Half of who we are is what we remember. The other half is what we forget. The first is made sweeter or more valuable when we remember what we forgot. I remember the crack of a branch.
I am camped on the side of mountain near Lake Manyara. The jungle is close around me. Suddenly, the birds stop singing. A dinner of pasta boils on my camp stove. A branch cracks.
My subconscious registers the silence first, then the branch. I turn and there is a bull elephant emerging from the jungle, just fifteen yards away. There is no time to react or even think. I simply stare.
The bull returns my look with old eyes. Assessing no threat, he gently ambles across a path and disappears into the jungle up the mountain. I listen, but the jungle is still silent. He makes no other sound. The crack of the branch was his announcement. I have been in the presence of another spirit. My heartbeat returns to normal.
In the days that follow, I time travel back into the late 1800s when this country was first being explored by white men. I will always remember coming across an unusually large herd of elephants… almost fifty. I sat and watched them for an hour.
Several days later, I am walking the back streets of Mombasa and come across a government warehouse. The sign on the door says, “Ivory Storage”. There is a guard in a military uniform at the door. I ask him if I can go in. Being a white man in a recently colonial country still has its privileges or perhaps he simply didn’t care. He lets me inside.

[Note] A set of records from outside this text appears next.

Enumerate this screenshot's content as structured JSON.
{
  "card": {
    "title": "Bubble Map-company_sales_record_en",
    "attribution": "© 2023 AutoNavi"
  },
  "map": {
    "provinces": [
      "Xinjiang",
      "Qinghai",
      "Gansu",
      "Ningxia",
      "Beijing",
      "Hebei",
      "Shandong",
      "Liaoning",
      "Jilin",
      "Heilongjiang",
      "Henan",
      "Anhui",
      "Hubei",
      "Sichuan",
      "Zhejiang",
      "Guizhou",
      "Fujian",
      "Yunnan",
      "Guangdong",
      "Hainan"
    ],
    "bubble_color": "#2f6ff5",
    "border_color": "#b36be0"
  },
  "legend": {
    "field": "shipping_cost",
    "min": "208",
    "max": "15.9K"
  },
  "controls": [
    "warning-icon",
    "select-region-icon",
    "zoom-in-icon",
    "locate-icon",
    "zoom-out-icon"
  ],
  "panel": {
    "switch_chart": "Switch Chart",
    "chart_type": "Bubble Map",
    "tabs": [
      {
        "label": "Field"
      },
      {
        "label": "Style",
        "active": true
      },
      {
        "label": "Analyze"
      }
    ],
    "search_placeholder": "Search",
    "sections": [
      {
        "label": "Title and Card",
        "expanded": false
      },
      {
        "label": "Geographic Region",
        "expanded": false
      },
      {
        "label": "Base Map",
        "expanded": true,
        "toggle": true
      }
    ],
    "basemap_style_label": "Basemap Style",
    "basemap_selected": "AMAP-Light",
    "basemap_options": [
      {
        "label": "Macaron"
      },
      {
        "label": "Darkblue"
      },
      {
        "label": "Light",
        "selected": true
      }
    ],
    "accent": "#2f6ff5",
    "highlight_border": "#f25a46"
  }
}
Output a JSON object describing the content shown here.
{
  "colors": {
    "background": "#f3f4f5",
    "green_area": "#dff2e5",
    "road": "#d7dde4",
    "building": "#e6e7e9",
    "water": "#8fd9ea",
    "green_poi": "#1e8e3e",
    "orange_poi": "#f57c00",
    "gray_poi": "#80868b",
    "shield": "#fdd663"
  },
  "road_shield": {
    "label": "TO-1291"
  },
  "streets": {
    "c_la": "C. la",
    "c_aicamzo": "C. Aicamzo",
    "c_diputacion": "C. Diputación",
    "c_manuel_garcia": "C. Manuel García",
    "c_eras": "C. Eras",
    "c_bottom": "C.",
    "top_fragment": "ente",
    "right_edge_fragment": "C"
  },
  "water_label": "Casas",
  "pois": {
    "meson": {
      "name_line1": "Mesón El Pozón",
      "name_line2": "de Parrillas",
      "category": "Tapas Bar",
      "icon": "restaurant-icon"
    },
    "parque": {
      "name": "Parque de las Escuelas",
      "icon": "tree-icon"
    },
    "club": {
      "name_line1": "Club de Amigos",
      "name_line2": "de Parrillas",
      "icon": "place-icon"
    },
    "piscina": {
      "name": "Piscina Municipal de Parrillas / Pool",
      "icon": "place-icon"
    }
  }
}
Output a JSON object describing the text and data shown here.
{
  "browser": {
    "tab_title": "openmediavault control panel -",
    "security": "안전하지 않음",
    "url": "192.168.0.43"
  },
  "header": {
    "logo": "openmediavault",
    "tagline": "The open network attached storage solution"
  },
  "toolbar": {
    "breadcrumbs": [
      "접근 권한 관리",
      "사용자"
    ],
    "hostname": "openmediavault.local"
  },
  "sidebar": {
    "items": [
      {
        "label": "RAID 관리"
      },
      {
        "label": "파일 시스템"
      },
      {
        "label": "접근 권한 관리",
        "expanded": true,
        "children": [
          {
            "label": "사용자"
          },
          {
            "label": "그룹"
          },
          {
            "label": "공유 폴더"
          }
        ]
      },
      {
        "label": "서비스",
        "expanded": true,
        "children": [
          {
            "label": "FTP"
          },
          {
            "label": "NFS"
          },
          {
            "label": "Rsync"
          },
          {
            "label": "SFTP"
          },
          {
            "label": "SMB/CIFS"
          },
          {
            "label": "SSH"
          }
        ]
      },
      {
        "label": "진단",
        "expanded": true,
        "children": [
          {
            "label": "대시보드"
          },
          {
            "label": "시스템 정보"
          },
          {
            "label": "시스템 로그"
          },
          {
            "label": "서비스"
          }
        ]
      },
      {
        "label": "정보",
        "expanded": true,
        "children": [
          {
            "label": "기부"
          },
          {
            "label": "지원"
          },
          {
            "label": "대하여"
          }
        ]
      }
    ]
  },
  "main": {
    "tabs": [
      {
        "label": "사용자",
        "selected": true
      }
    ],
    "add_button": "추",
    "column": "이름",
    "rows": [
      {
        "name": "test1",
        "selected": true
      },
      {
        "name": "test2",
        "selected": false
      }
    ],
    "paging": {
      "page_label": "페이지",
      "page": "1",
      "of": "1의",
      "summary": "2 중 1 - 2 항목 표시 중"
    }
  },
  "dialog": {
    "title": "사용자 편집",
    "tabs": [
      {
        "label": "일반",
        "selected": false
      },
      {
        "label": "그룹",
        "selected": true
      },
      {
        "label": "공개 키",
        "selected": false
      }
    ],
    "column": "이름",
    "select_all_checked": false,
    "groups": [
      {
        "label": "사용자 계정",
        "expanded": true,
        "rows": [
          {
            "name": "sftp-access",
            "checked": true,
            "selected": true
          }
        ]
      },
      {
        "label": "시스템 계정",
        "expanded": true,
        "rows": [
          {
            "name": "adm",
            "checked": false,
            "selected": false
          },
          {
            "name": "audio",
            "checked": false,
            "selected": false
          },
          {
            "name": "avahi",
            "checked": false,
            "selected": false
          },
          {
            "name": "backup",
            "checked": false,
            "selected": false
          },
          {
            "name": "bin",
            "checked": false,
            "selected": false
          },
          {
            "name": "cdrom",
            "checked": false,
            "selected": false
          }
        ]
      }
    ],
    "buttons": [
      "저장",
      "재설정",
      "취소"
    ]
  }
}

As my eyes adjust from the harsh light outside I see what I don’t want to remember. The warehouse is filled with thousands of ivory tusks stacked waist deep and stretching into a darkness I can not penetrate. Stunned, I look at the blood-stained ends of the tusks, each labeled with some code, perhaps weight. One pair in particular was only two feet long: the tusks of a calf.
There is no amount of rage or despair that can bring animals back from death. These tusks were bound for China to become ornaments and carvings. Despite the pretense that they had been seized from poachers and were supposed to be burned they were reduced to capital.
My mind immediately went to the herd I’d seen days before. To the courteous bull on the side of a mountain. What are we doing, I wonder?
I tried seeking answers with the ministry of wildlife, Richard Leaky, and the WWF. They all gave similar answers. They were trying. Corruption was rampant. There was this or that program. Some programs have even helped over the years since.
What I remember is what I want to forget. That somehow, modern man believes he has dominion over the earth and its creatures. But that is sheer arrogance. Combine this with our ignorance and greed, and it seems we are now in danger ourselves. We have reduced everything down to some capitalistic equation. We have forgotten our connection to fellow humans and others creatures that share this earth. I see this when our president wants to build more pipelines or to burn more coal in order to bring back Zombie jobs. When I hear him or his cabinet members talk, I realize that despite what they believe, and even their best intentions, they have lost touch with the earth (and their own souls).
What is one to do? When you wake up in the morning and are faced with extinction, metaphoric or real, you do the only thing you can. You forget that it may be too late and you go out and do the things that you believe. The right things. And you do this everyday. Until you can no longer remember. Because it is the moral thing to do. It is the currency of value for your time on this earth.
Savor the Earth!
Lee Hobart Stocking